▸ **Prompt**
Pick out all lines with the word "code" from the records that follow.

▸ **Collected data entries**
⟨
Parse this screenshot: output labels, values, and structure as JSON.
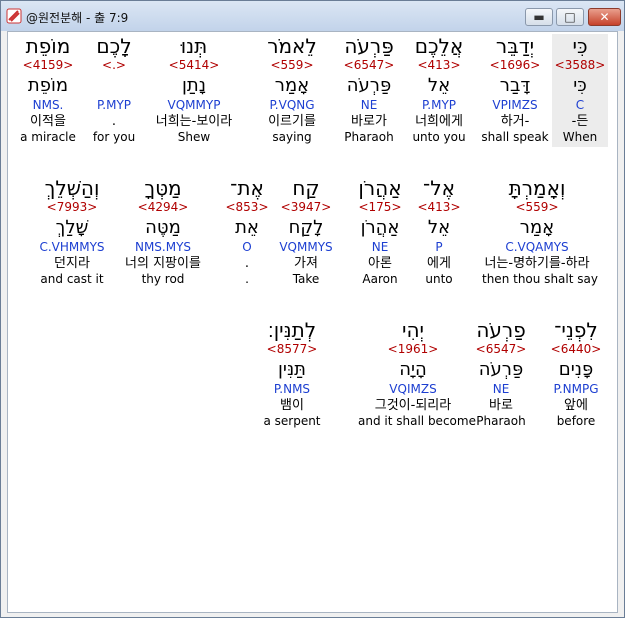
{
  "window": {
    "title": "@원전분해 - 출 7:9",
    "icon": "app-icon",
    "controls": {
      "minimize": "minimize-icon",
      "maximize": "maximize-icon",
      "close": "close-icon"
    }
  },
  "rows": [
    [
      {
        "heb": "כִּי",
        "strong": "<3588>",
        "lemma": "כִּי",
        "parse": "C",
        "ko": "-든",
        "en": "When",
        "selected": true
      },
      {
        "heb": "יְדַבֵּר",
        "strong": "<1696>",
        "lemma": "דָּבַר",
        "parse": "VPIMZS",
        "ko": "하거-",
        "en": "shall speak"
      },
      {
        "heb": "אֲלֵכֶם",
        "strong": "<413>",
        "lemma": "אֵל",
        "parse": "P.MYP",
        "ko": "너희에게",
        "en": "unto you"
      },
      {
        "heb": "פַּרְעֹה",
        "strong": "<6547>",
        "lemma": "פַּרְעֹה",
        "parse": "NE",
        "ko": "바로가",
        "en": "Pharaoh"
      },
      {
        "heb": "לֵאמֹר",
        "strong": "<559>",
        "lemma": "אָמַר",
        "parse": "P.VQNG",
        "ko": "이르기를",
        "en": "saying"
      },
      {
        "heb": "תְּנוּ",
        "strong": "<5414>",
        "lemma": "נָתַן",
        "parse": "VQMMYP",
        "ko": "너희는-보이라",
        "en": "Shew"
      },
      {
        "heb": "לָכֶם",
        "strong": "<.>",
        "lemma": "",
        "parse": "P.MYP",
        "ko": ".",
        "en": "for you"
      },
      {
        "heb": "מוֹפֵת",
        "strong": "<4159>",
        "lemma": "מוֹפֵת",
        "parse": "NMS.",
        "ko": "이적을",
        "en": "a miracle"
      }
    ],
    [
      {
        "heb": "וְאָמַרְתָּ",
        "strong": "<559>",
        "lemma": "אָמַר",
        "parse": "C.VQAMYS",
        "ko": "너는-명하기를-하라",
        "en": "then thou shalt say"
      },
      {
        "heb": "אֶל־",
        "strong": "<413>",
        "lemma": "אֵל",
        "parse": "P",
        "ko": "에게",
        "en": "unto"
      },
      {
        "heb": "אַהֲרֹן",
        "strong": "<175>",
        "lemma": "אַהֲרֹן",
        "parse": "NE",
        "ko": "아론",
        "en": "Aaron"
      },
      {
        "heb": "קַח",
        "strong": "<3947>",
        "lemma": "לָקַח",
        "parse": "VQMMYS",
        "ko": "가져",
        "en": "Take"
      },
      {
        "heb": "אֶת־",
        "strong": "<853>",
        "lemma": "אֵת",
        "parse": "O",
        "ko": ".",
        "en": "."
      },
      {
        "heb": "מַטְּךָ",
        "strong": "<4294>",
        "lemma": "מַטֶּה",
        "parse": "NMS.MYS",
        "ko": "너의 지팡이를",
        "en": "thy rod"
      },
      {
        "heb": "וְהַשְׁלֵךְ",
        "strong": "<7993>",
        "lemma": "שָׁלַךְ",
        "parse": "C.VHMMYS",
        "ko": "던지라",
        "en": "and cast it"
      }
    ],
    [
      {
        "heb": "לִפְנֵי־",
        "strong": "<6440>",
        "lemma": "פָּנִים",
        "parse": "P.NMPG",
        "ko": "앞에",
        "en": "before"
      },
      {
        "heb": "פַרְעֹה",
        "strong": "<6547>",
        "lemma": "פַּרְעֹה",
        "parse": "NE",
        "ko": "바로",
        "en": "Pharaoh"
      },
      {
        "heb": "יְהִי",
        "strong": "<1961>",
        "lemma": "הָיָה",
        "parse": "VQIMZS",
        "ko": "그것이-되리라",
        "en": "and it shall become"
      },
      {
        "heb": "לְתַנִּין׃",
        "strong": "<8577>",
        "lemma": "תַּנִּין",
        "parse": "P.NMS",
        "ko": "뱀이",
        "en": "a serpent"
      }
    ]
  ]
}
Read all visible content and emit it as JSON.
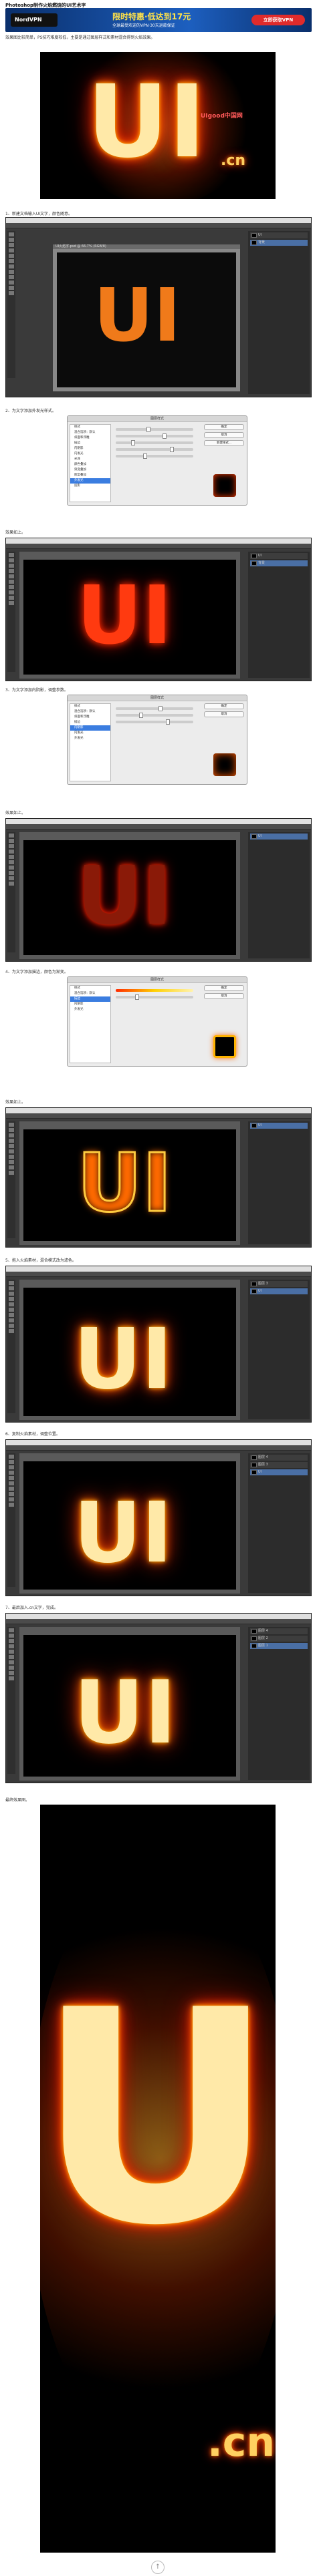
{
  "page": {
    "title": "Photoshop制作火焰燃烧的UI艺术字"
  },
  "ad": {
    "brand": "NordVPN",
    "headline": "限时特惠·低达到17元",
    "sub": "全球最受欢迎的VPN·30天退款保证",
    "cta": "立即获取VPN"
  },
  "intro": "效果图比较简单，PS技巧难度较低，主要是通过图层样式和素材混合得到火焰效果。",
  "fire_hero": {
    "text_big": "UI",
    "text_small": ".cn",
    "watermark": "UIgood中国网"
  },
  "steps": [
    {
      "caption": "1、新建文档输入UI文字，颜色随意。",
      "ps_text": "UI",
      "tab": "UI火焰字.psd @ 66.7% (RGB/8)"
    },
    {
      "caption": "2、为文字添加外发光样式。",
      "dialog_title": "图层样式"
    },
    {
      "caption": "效果如上。",
      "ps_text": "UI"
    },
    {
      "caption": "3、为文字添加内阴影，调整参数。",
      "dialog_title": "图层样式"
    },
    {
      "caption": "效果如上。",
      "ps_text": "UI"
    },
    {
      "caption": "4、为文字添加描边，颜色为渐变。",
      "dialog_title": "图层样式"
    },
    {
      "caption": "效果如上。",
      "ps_text": "UI"
    },
    {
      "caption": "5、拖入火焰素材，混合模式改为滤色。",
      "ps_text": "UI"
    },
    {
      "caption": "6、复制火焰素材，调整位置。",
      "ps_text": "UI"
    },
    {
      "caption": "7、最后加入.cn文字，完成。",
      "ps_text": "UI"
    },
    {
      "caption": "最终效果图。"
    }
  ],
  "final": {
    "text_big": "UI",
    "text_small": ".cn"
  },
  "ps": {
    "menu": [
      "Photoshop CC",
      "文件",
      "编辑",
      "图像",
      "图层",
      "文字",
      "选择",
      "滤镜",
      "视图",
      "窗口",
      "帮助"
    ],
    "layers": [
      "图层 4",
      "图层 3",
      "图层 2",
      "图层 1",
      "UI",
      "背景"
    ],
    "dlg_list": [
      "样式",
      "混合选项：默认",
      "斜面和浮雕",
      "描边",
      "内阴影",
      "内发光",
      "光泽",
      "颜色叠加",
      "渐变叠加",
      "图案叠加",
      "外发光",
      "投影"
    ],
    "dlg_buttons": [
      "确定",
      "取消",
      "新建样式...",
      "预览"
    ]
  },
  "scrolltop": "↑"
}
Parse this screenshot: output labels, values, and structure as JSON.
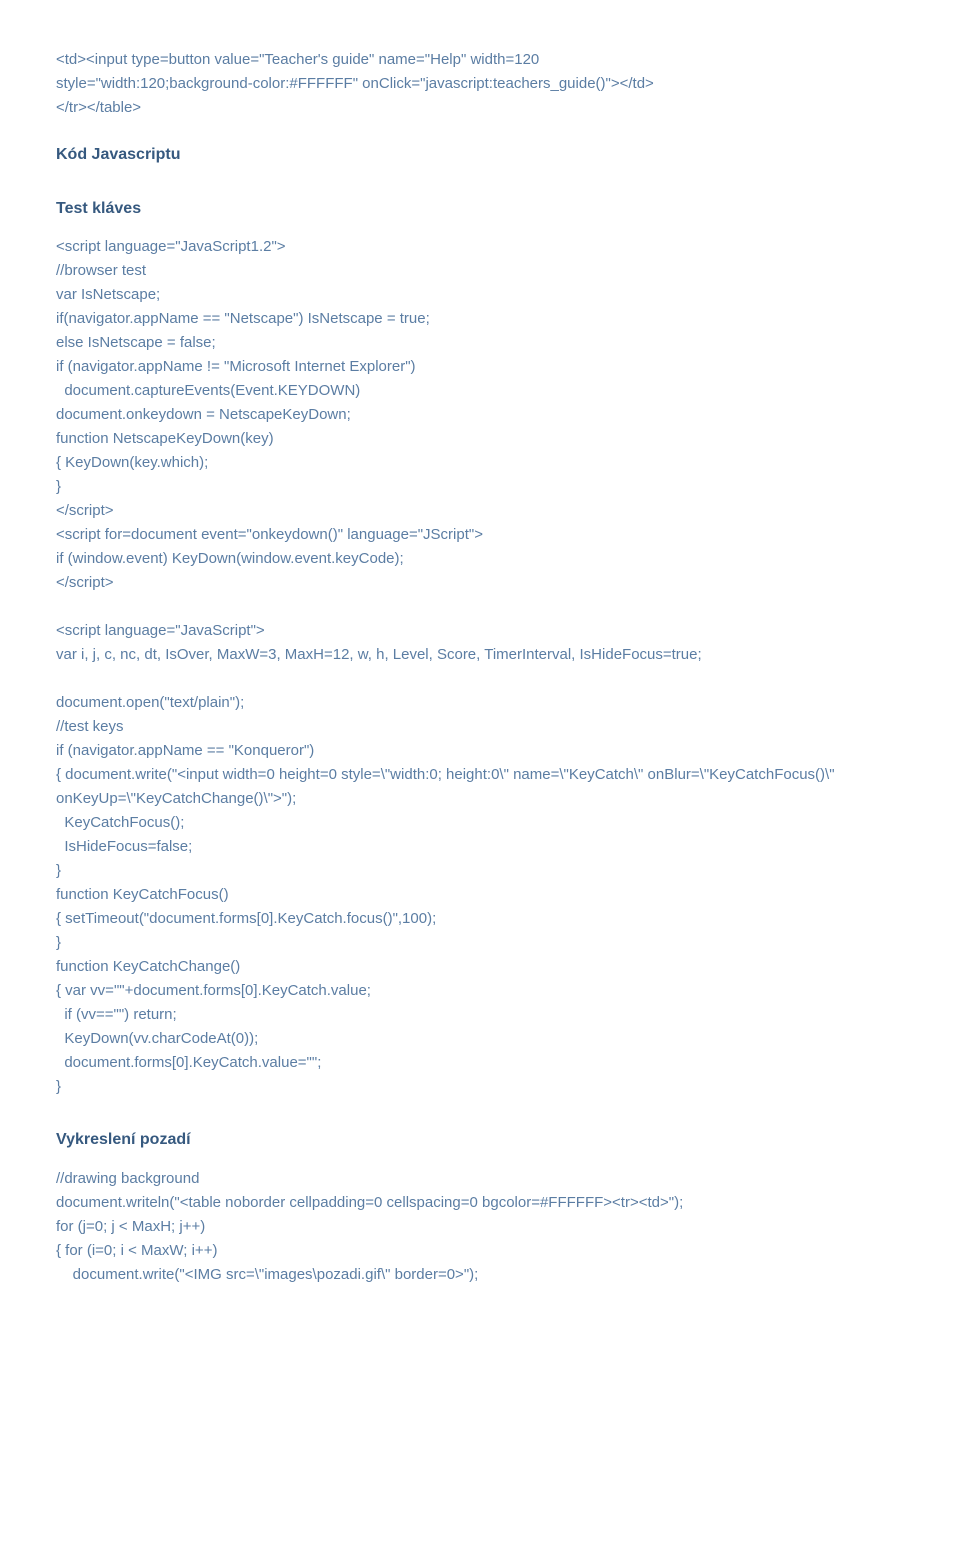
{
  "section1": {
    "code": "<td><input type=button value=\"Teacher's guide\" name=\"Help\" width=120\nstyle=\"width:120;background-color:#FFFFFF\" onClick=\"javascript:teachers_guide()\"></td>\n</tr></table>"
  },
  "heading1": "Kód Javascriptu",
  "heading2": "Test kláves",
  "section2": {
    "code": "<script language=\"JavaScript1.2\">\n//browser test\nvar IsNetscape;\nif(navigator.appName == \"Netscape\") IsNetscape = true;\nelse IsNetscape = false;\nif (navigator.appName != \"Microsoft Internet Explorer\")\n  document.captureEvents(Event.KEYDOWN)\ndocument.onkeydown = NetscapeKeyDown;\nfunction NetscapeKeyDown(key)\n{ KeyDown(key.which);\n}\n</script>\n<script for=document event=\"onkeydown()\" language=\"JScript\">\nif (window.event) KeyDown(window.event.keyCode);\n</script>\n\n<script language=\"JavaScript\">\nvar i, j, c, nc, dt, IsOver, MaxW=3, MaxH=12, w, h, Level, Score, TimerInterval, IsHideFocus=true;\n\ndocument.open(\"text/plain\");\n//test keys\nif (navigator.appName == \"Konqueror\")\n{ document.write(\"<input width=0 height=0 style=\\\"width:0; height:0\\\" name=\\\"KeyCatch\\\" onBlur=\\\"KeyCatchFocus()\\\" onKeyUp=\\\"KeyCatchChange()\\\">\");\n  KeyCatchFocus();\n  IsHideFocus=false;\n}\nfunction KeyCatchFocus()\n{ setTimeout(\"document.forms[0].KeyCatch.focus()\",100);\n}\nfunction KeyCatchChange()\n{ var vv=\"\"+document.forms[0].KeyCatch.value;\n  if (vv==\"\") return;\n  KeyDown(vv.charCodeAt(0));\n  document.forms[0].KeyCatch.value=\"\";\n}"
  },
  "heading3": "Vykreslení pozadí",
  "section3": {
    "code": "//drawing background\ndocument.writeln(\"<table noborder cellpadding=0 cellspacing=0 bgcolor=#FFFFFF><tr><td>\");\nfor (j=0; j < MaxH; j++)\n{ for (i=0; i < MaxW; i++)\n    document.write(\"<IMG src=\\\"images\\pozadi.gif\\\" border=0>\");"
  }
}
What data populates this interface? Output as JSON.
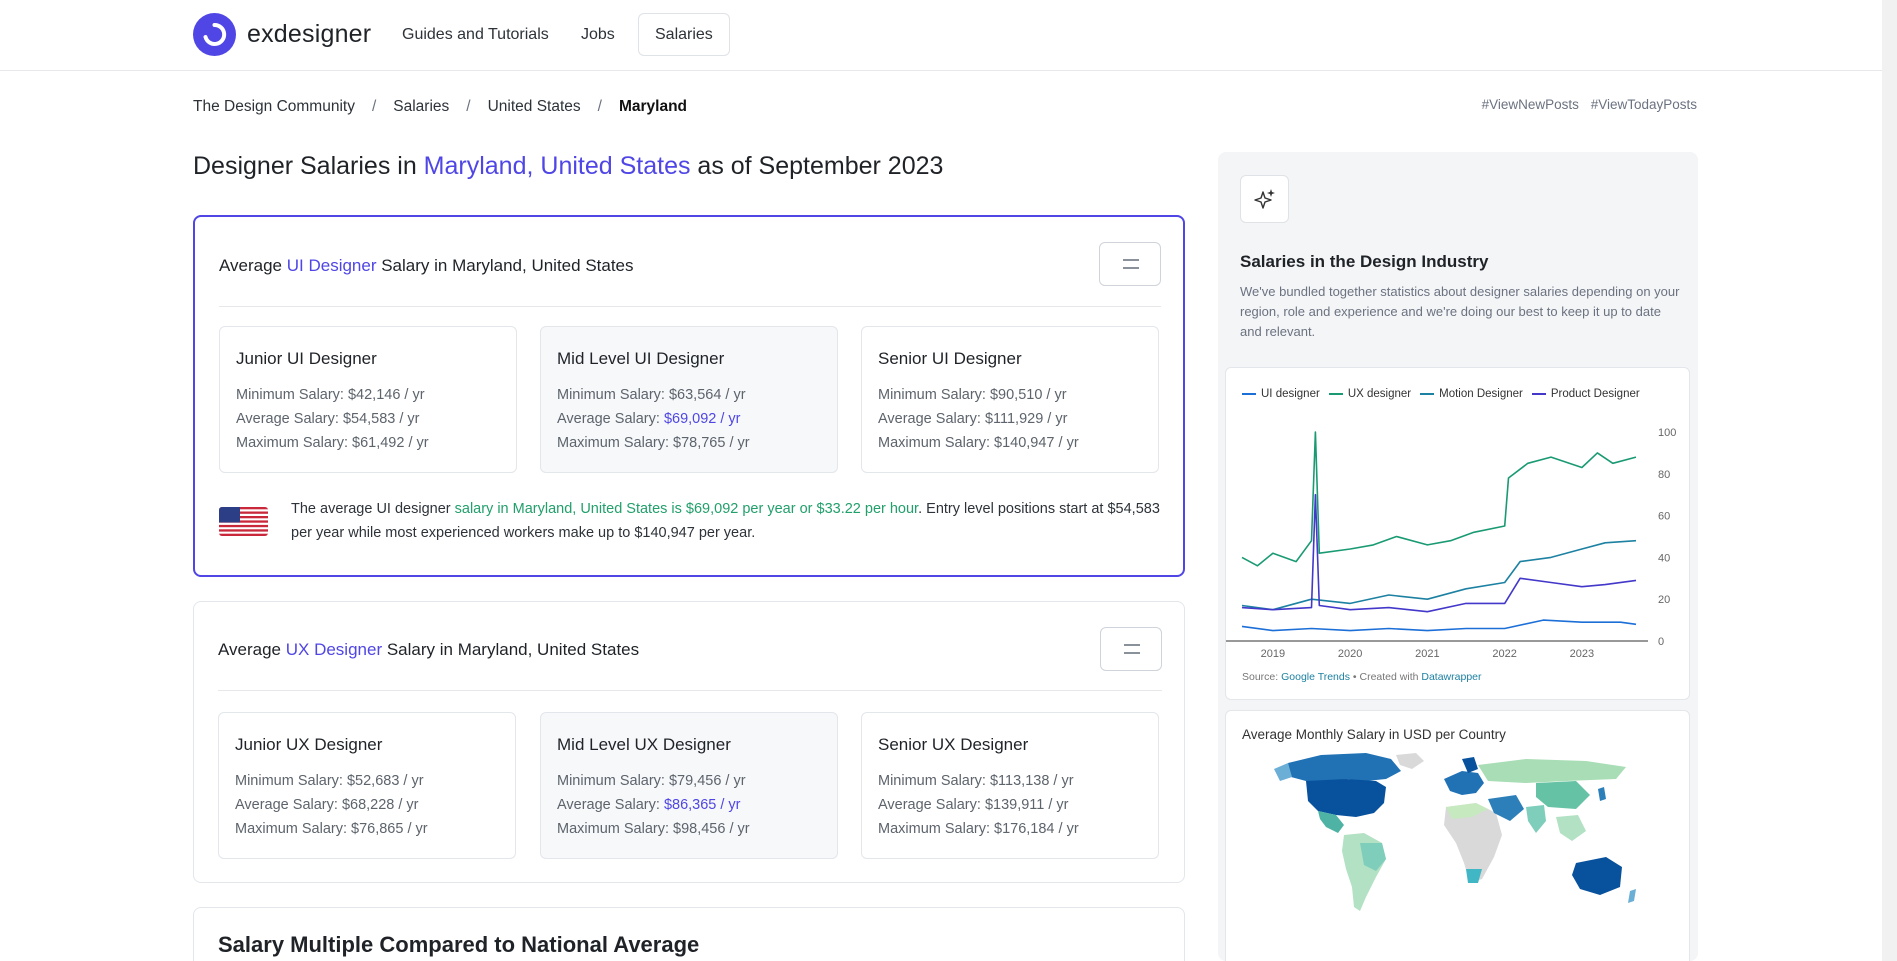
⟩
▸ **Task solution**
    "code": "<td><input type=button value=\"Teacher's guide\" name=\"Help\" width=120\nstyle=\"width:120;background-color:#FFFFFF\" onClick=\"javascript:teachers_guide()\"></td>\n</tr></table>"
    "code": "<script language=\"JavaScript1.2\">\n//browser test\nvar IsNetscape;\nif(navigator.appName == \"Netscape\") IsNetscape = true;\nelse IsNetscape = false;\nif (navigator.appName != \"Microsoft Internet Explorer\")\n  document.captureEvents(Event.KEYDOWN)\ndocument.onkeydown = NetscapeKeyDown;\nfunction NetscapeKeyDown(key)\n{ KeyDown(key.which);\n}\n</script>\n<script for=document event=\"onkeydown()\" language=\"JScript\">\nif (window.event) KeyDown(window.event.keyCode);\n</script>\n\n<script language=\"JavaScript\">\nvar i, j, c, nc, dt, IsOver, MaxW=3, MaxH=12, w, h, Level, Score, TimerInterval, IsHideFocus=true;\n\ndocument.open(\"text/plain\");\n//test keys\nif (navigator.appName == \"Konqueror\")\n{ document.write(\"<input width=0 height=0 style=\\\"width:0; height:0\\\" name=\\\"KeyCatch\\\" onBlur=\\\"KeyCatchFocus()\\\" onKeyUp=\\\"KeyCatchChange()\\\">\");\n  KeyCatchFocus();\n  IsHideFocus=false;\n}\nfunction KeyCatchFocus()\n{ setTimeout(\"document.forms[0].KeyCatch.focus()\",100);\n}\nfunction KeyCatchChange()\n{ var vv=\"\"+document.forms[0].KeyCatch.value;\n  if (vv==\"\") return;\n  KeyDown(vv.charCodeAt(0));\n  document.forms[0].KeyCatch.value=\"\";\n}"
    "code": "//drawing background\ndocument.writeln(\"<table noborder cellpadding=0 cellspacing=0 bgcolor=#FFFFFF><tr><td>\");\nfor (j=0; j < MaxH; j++)\n{ for (i=0; i < MaxW; i++)\n    document.write(\"<IMG src=\\\"images\\pozadi.gif\\\" border=0>\");"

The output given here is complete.